Why analytics are a niche tool that isn't for everyone

4 min read •

There are a few things that come to mind when you think of the Internet these days:

When I redesigned this site about a month ago (doamatto/doamatto#206), I had two goals in mind: to make the site faster, and to test Plausible. Considering how I was moving from Next.js, which is essentially a more beginner-friendly version of React, to Zola, a static generator written in Rust, it wouldn't be hard to make the site much faster. People confuse the hydration, SSR, and other features you get with React to help performance as excuses to make bloated, big sites, when in reality, you should just do what needs to be done: nothing more, nothing less. This principle lets you make the best experience for all users: be it on a 3G connection in some countries or on a gigabit connection in others.

At the end of the day, however, most sites don't need analytics tools. They're a niche that only really makes sense for sites that sell a service or product

The data isn't useful on most sites#

I feel like a lot of people miss that point, however. Numerous sites have analytics tools that really don't need them. Services like Cloudflare Insights and Vercel Analytics give admiteddly extra information as well. Sites that need to sell things can benefit from these tools since it can let you better adjust your marketing. However, large blogger that it's important to keeping your audience engaged

Data shouldn't be the root of your site#

People who are just writing blog posts or making now pages don't need all this extra data. Being driven by purely numbers makes your hobbies feel like jobs: as if you have to increase the amount of views, or have to get more conversions. You shouldn't be driven by numbers for your hobby, you should be driven by your love for your hobby.

Focus on making a site for the genuine masses#

There are large portions of not only the United States (see both Comunity and Income), but also across the world1 with slow or no Internet. These slow connections make big sites feel like they take ages to load. This limits the amount of people with access to content either for entertainment or out of needs (eg. studying and learning).

A simple solution: stop supporting a bloated web#

Although I could say we could join my friend Daniel in peak minimalism (took 1.23s on a throttled connection to load the page), there is a much easier and simpler solution: to stop bloating the web as much. Even on my average Internet speeds (about 200Mbps down, 20Mbps up), some sites take a few seconds to load due to the sheer girth of them. Outside of removing analytics where it isn't needed, you can make your sites more accessible by:

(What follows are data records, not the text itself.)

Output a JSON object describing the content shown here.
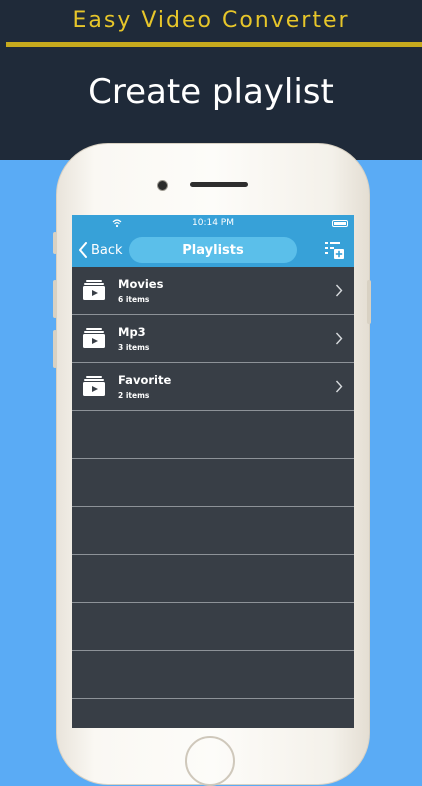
{
  "banner": {
    "app_name": "Easy Video Converter",
    "tagline": "Create playlist"
  },
  "status_bar": {
    "time": "10:14 PM"
  },
  "nav": {
    "back_label": "Back",
    "title": "Playlists"
  },
  "playlists": [
    {
      "name": "Movies",
      "count": "6 items"
    },
    {
      "name": "Mp3",
      "count": "3 items"
    },
    {
      "name": "Favorite",
      "count": "2 items"
    }
  ],
  "colors": {
    "banner_bg": "#1f2a39",
    "brand_gold": "#e7c62a",
    "page_bg": "#5aabf5",
    "nav_blue": "#37a1d8",
    "list_bg": "#383e46"
  },
  "icons": {
    "wifi": "wifi-icon",
    "battery": "battery-icon",
    "back": "chevron-left-icon",
    "add_playlist": "add-playlist-icon",
    "folder": "video-folder-icon",
    "disclosure": "chevron-right-icon"
  }
}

The Internet is a place where we've been given the freedom to do so much, but we should still be mindful about the limitations not of our hardware, but of others. When I test things like the tools I make or the sites I work on, I do so almost always on my Raspberry Pi with a throttled connection. 2 This allows me to know a « worst case-scenario » in my eyes, with it being a low-powered computer with a limited connection. Help push for more a more sustainable, accessible, and open Internet for both us, others, and those who come after us all.

1 : I didn't link directly to the the global statistics, as it processes a lot of data and eats up computer resources. For a direct link, you can head here, just know it'll take awhile for data to load.